“The favorable outlook for cotton comes from a continued high demand for fiber. World cotton mill use continues to rise. Up to a few years ago, the world had never used 100 million bales of cotton. In 2008, we are expecting to use nearly 130 million bales.
“Domestic consumption has gone the other way as U.S. cotton mills now use less than five million bales and usage continues to decline. The drop in U.S. consumption and similar drops in other industrially developed countries makes the worldwide growth in cotton use even more dramatic,” Lucas points out.
By far the driver of the cotton market is China. Chinese mills currently use over 45 percent of the world cotton production. India, Pakistan and Turkey have also had large increases in cotton use, but the real driving force remains China, he stresses.
Cotton had a 15 cent rise from old crop to new crop and another10 cent a pound or so is expected for the 2008 crop. These increases make cotton comparable to corn and soybeans in terms of profitability. Wheat remains above the other crops, Lucas says.
The weakness of the U.S. dollar is another reason for cotton growers to be optimistic about the future. Even though cotton had a 15 cents per pound increase from 2006 to 2007, world buyers could buy that cotton for nearly 40 cents a pound cheaper, because of the drop in value of the U.S. dollar.
With corn, soybeans and wheat at their current prices cotton must sell for about 80 cents per pound to be competitive, Lucas contends.
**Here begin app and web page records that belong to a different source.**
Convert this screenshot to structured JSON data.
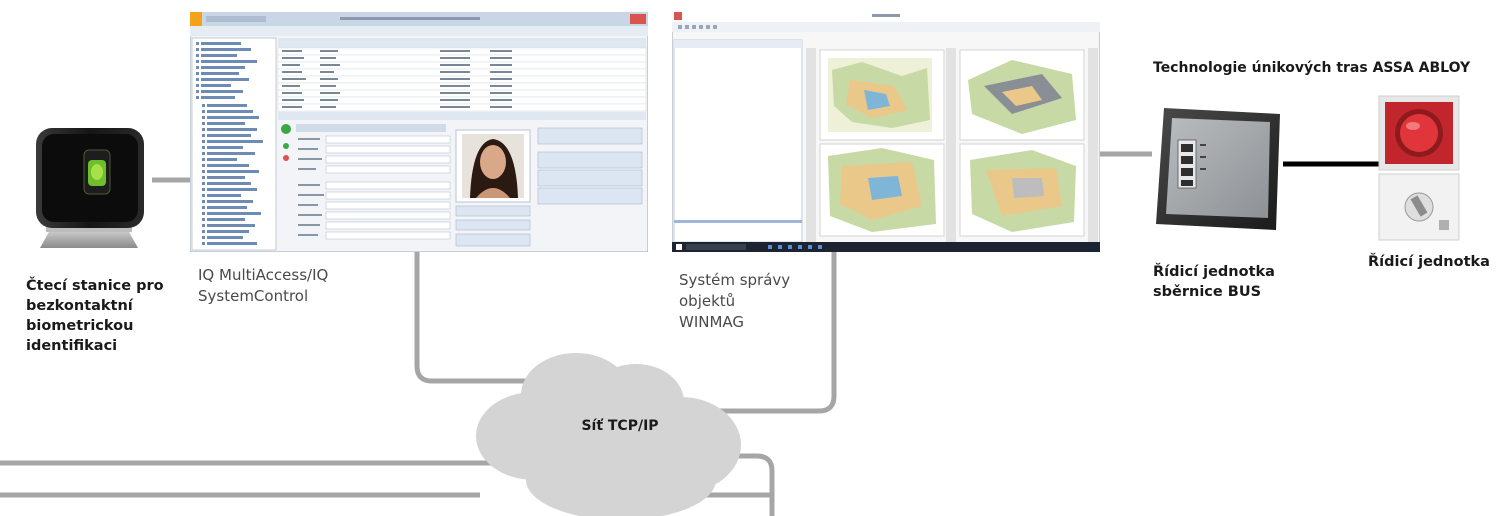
{
  "labels": {
    "biometric_station": [
      "Čtecí stanice pro",
      "bezkontaktní",
      "biometrickou",
      "identifikaci"
    ],
    "iq_software": [
      "IQ MultiAccess/IQ",
      "SystemControl"
    ],
    "winmag": [
      "Systém správy",
      "objektů",
      "WINMAG"
    ],
    "assa_title": "Technologie únikových tras ASSA ABLOY",
    "bus_unit": [
      "Řídicí jednotka",
      "sběrnice BUS"
    ],
    "control_unit": "Řídicí jednotka",
    "network": "Síť TCP/IP"
  },
  "colors": {
    "line": "#a6a6a6",
    "cloud": "#d4d4d4",
    "black_link": "#000000",
    "iq_accent": "#f5a21b",
    "winmag_title": "#1f6fbf",
    "taskbar": "#1c2431"
  }
}
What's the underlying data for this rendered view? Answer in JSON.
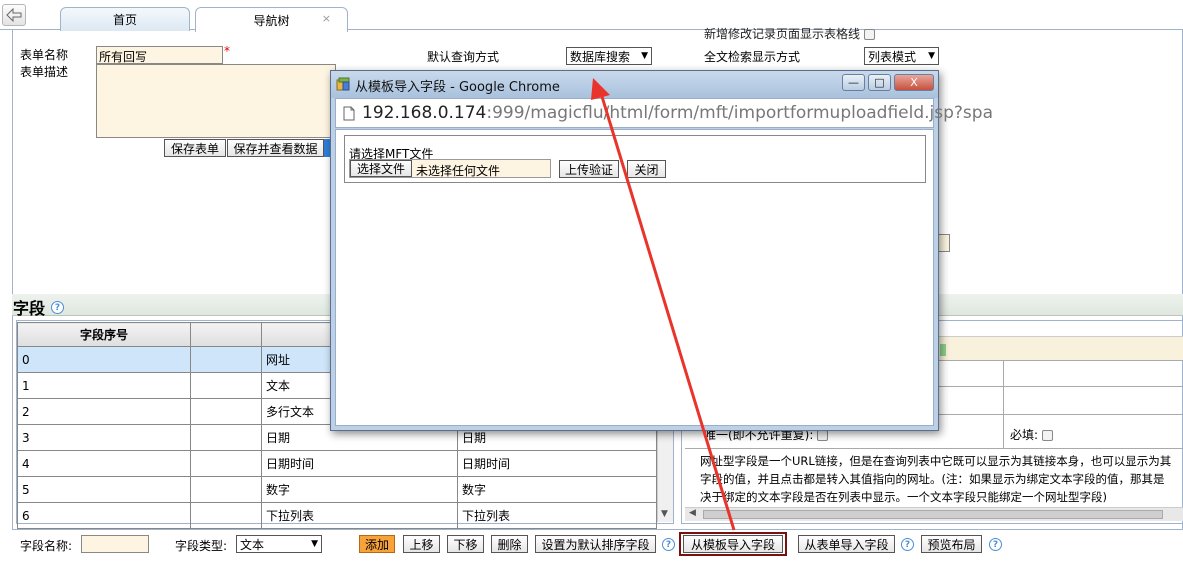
{
  "tabs": {
    "home": "首页",
    "nav_tree": "导航树",
    "close_glyph": "×"
  },
  "form": {
    "name_label": "表单名称",
    "name_value": "所有回写",
    "required_mark": "*",
    "desc_label": "表单描述",
    "save_form": "保存表单",
    "save_and_view": "保存并查看数据",
    "default_query_label": "默认查询方式",
    "default_query_value": "数据库搜索",
    "fulltext_label": "全文检索显示方式",
    "fulltext_value": "列表模式",
    "new_edit_gridline_label": "新增修改记录页面显示表格线"
  },
  "fields_section": {
    "title": "字段",
    "columns": [
      "字段序号",
      "",
      "",
      ""
    ],
    "rows": [
      {
        "index": "0",
        "name": "",
        "type": "网址",
        "extra": ""
      },
      {
        "index": "1",
        "name": "",
        "type": "文本",
        "extra": ""
      },
      {
        "index": "2",
        "name": "",
        "type": "多行文本",
        "extra": ""
      },
      {
        "index": "3",
        "name": "",
        "type": "日期",
        "extra": "日期"
      },
      {
        "index": "4",
        "name": "",
        "type": "日期时间",
        "extra": "日期时间"
      },
      {
        "index": "5",
        "name": "",
        "type": "数字",
        "extra": "数字"
      },
      {
        "index": "6",
        "name": "",
        "type": "下拉列表",
        "extra": "下拉列表"
      }
    ]
  },
  "right_panel": {
    "unique_label": "唯一(即不允许重复):",
    "required_label": "必填:",
    "desc_line1": "网址型字段是一个URL链接，但是在查询列表中它既可以显示为其链接本身，也可以显示为其",
    "desc_line2": "字段的值，并且点击都是转入其值指向的网址。(注：如果显示为绑定文本字段的值，那其是",
    "desc_line3": "决于绑定的文本字段是否在列表中显示。一个文本字段只能绑定一个网址型字段)"
  },
  "bottom_bar": {
    "field_name_label": "字段名称:",
    "field_type_label": "字段类型:",
    "field_type_value": "文本",
    "add": "添加",
    "move_up": "上移",
    "move_down": "下移",
    "delete": "删除",
    "set_default_sort": "设置为默认排序字段",
    "import_from_template": "从模板导入字段",
    "import_from_form": "从表单导入字段",
    "preview_layout": "预览布局"
  },
  "popup": {
    "title": "从模板导入字段 - Google Chrome",
    "url_host": "192.168.0.174",
    "url_rest": ":999/magicflu/html/form/mft/importformuploadfield.jsp?spa",
    "prompt": "请选择MFT文件",
    "choose_file": "选择文件",
    "no_file": "未选择任何文件",
    "upload_verify": "上传验证",
    "close": "关闭",
    "minimize_glyph": "—",
    "maximize_glyph": "□",
    "close_glyph": "X"
  },
  "colors": {
    "accent_orange": "#f7a23a",
    "selected_row": "#cfe6fa",
    "input_bg": "#fdf5e1",
    "arrow_red": "#e8342a",
    "highlight_border": "#7a1010"
  }
}
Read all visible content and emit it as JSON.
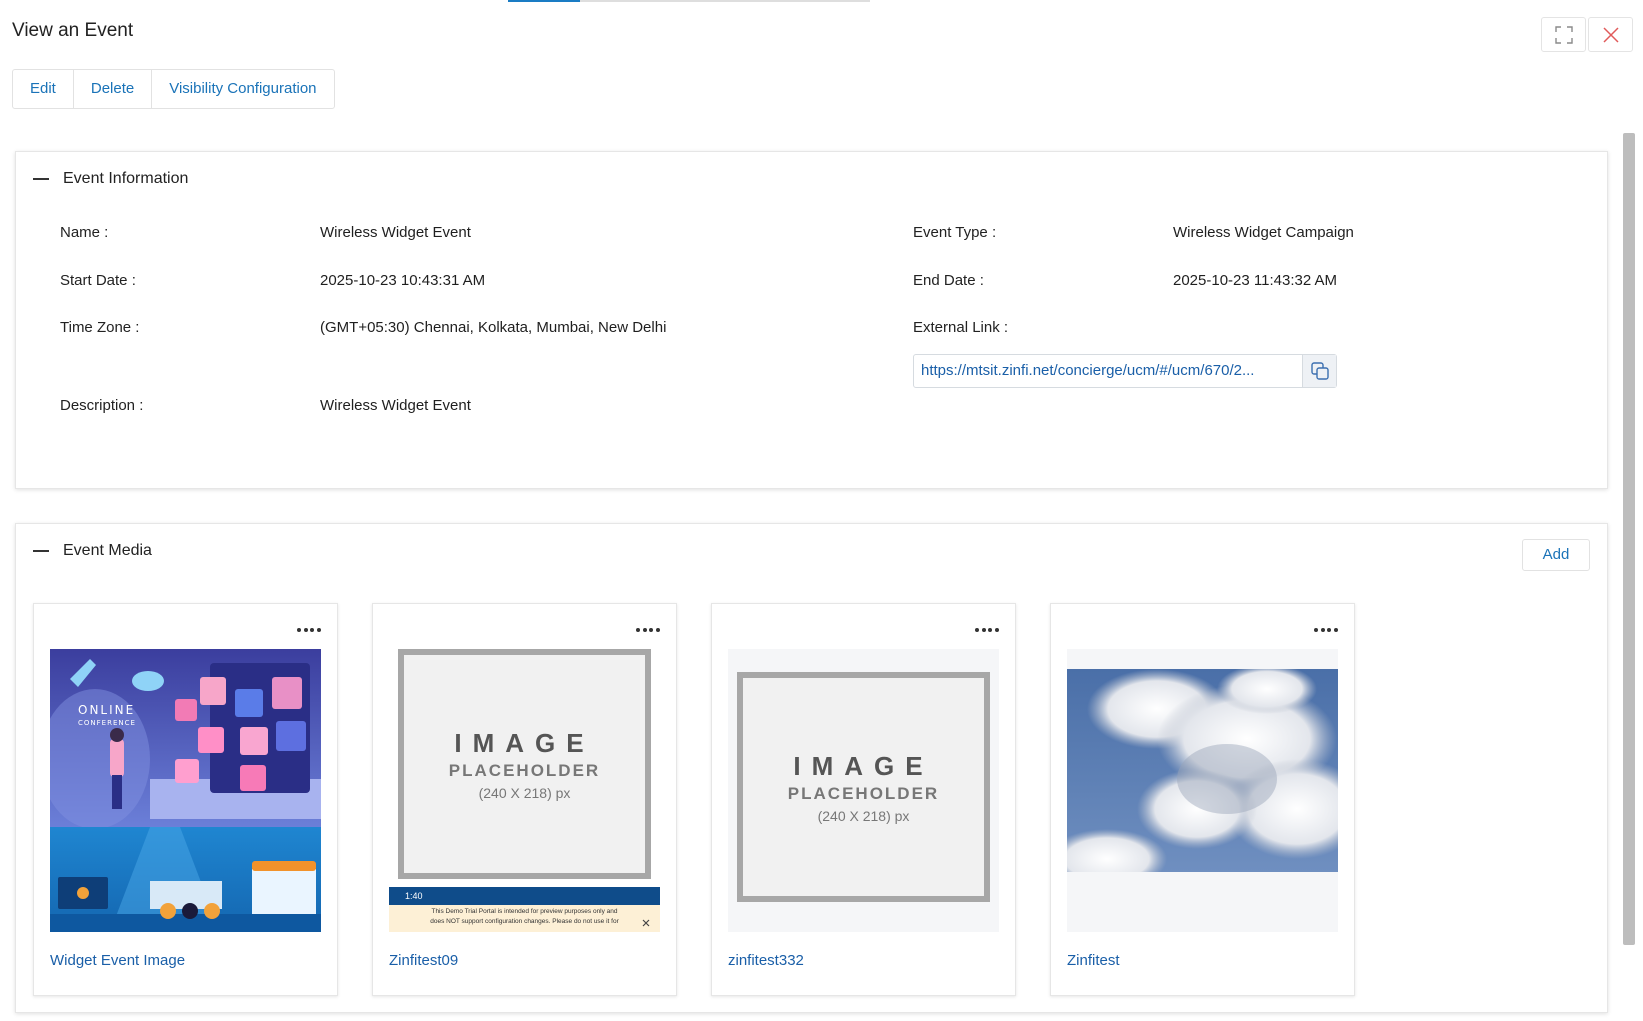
{
  "header": {
    "title": "View an Event",
    "progress_fraction": 0.2
  },
  "toolbar": {
    "edit_label": "Edit",
    "delete_label": "Delete",
    "visibility_label": "Visibility Configuration"
  },
  "window_controls": {
    "expand_icon": "expand-icon",
    "close_icon": "close-icon",
    "close_color": "#e05a5a"
  },
  "event_info": {
    "title": "Event Information",
    "fields": {
      "name_label": "Name :",
      "name_value": "Wireless Widget Event",
      "event_type_label": "Event Type :",
      "event_type_value": "Wireless Widget Campaign",
      "start_date_label": "Start Date :",
      "start_date_value": "2025-10-23 10:43:31 AM",
      "end_date_label": "End Date :",
      "end_date_value": "2025-10-23 11:43:32 AM",
      "time_zone_label": "Time Zone :",
      "time_zone_value": "(GMT+05:30) Chennai, Kolkata, Mumbai, New Delhi",
      "external_link_label": "External Link :",
      "external_link_value": "https://mtsit.zinfi.net/concierge/ucm/#/ucm/670/2...",
      "description_label": "Description :",
      "description_value": "Wireless Widget Event"
    }
  },
  "event_media": {
    "title": "Event Media",
    "add_label": "Add",
    "items": [
      {
        "name": "Widget Event Image",
        "thumb": "online-conference-illustration",
        "overlay_text": [
          "ONLINE",
          "CONFERENCE"
        ]
      },
      {
        "name": "Zinfitest09",
        "thumb": "image-placeholder",
        "placeholder": [
          "IMAGE",
          "PLACEHOLDER",
          "(240 X 218) px"
        ],
        "banner": {
          "time": "1:40",
          "lines": [
            "This Demo Trial Portal is intended for preview purposes only and",
            "does NOT support configuration changes. Please do not use it for"
          ]
        }
      },
      {
        "name": "zinfitest332",
        "thumb": "image-placeholder",
        "placeholder": [
          "IMAGE",
          "PLACEHOLDER",
          "(240 X 218) px"
        ]
      },
      {
        "name": "Zinfitest",
        "thumb": "cloud-sky-photo"
      }
    ]
  },
  "colors": {
    "accent": "#1a73b8",
    "link": "#1a5fa8",
    "progress": "#1a7cc4"
  }
}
All signs point to U.S. growers getting 80 cents a pound for their crop, he adds. “The demand is there, and barring some kind of economic meltdown in China, Pakistan, India or Turkey, we see that demand remaining constant and pushing prices up,” Lucas says.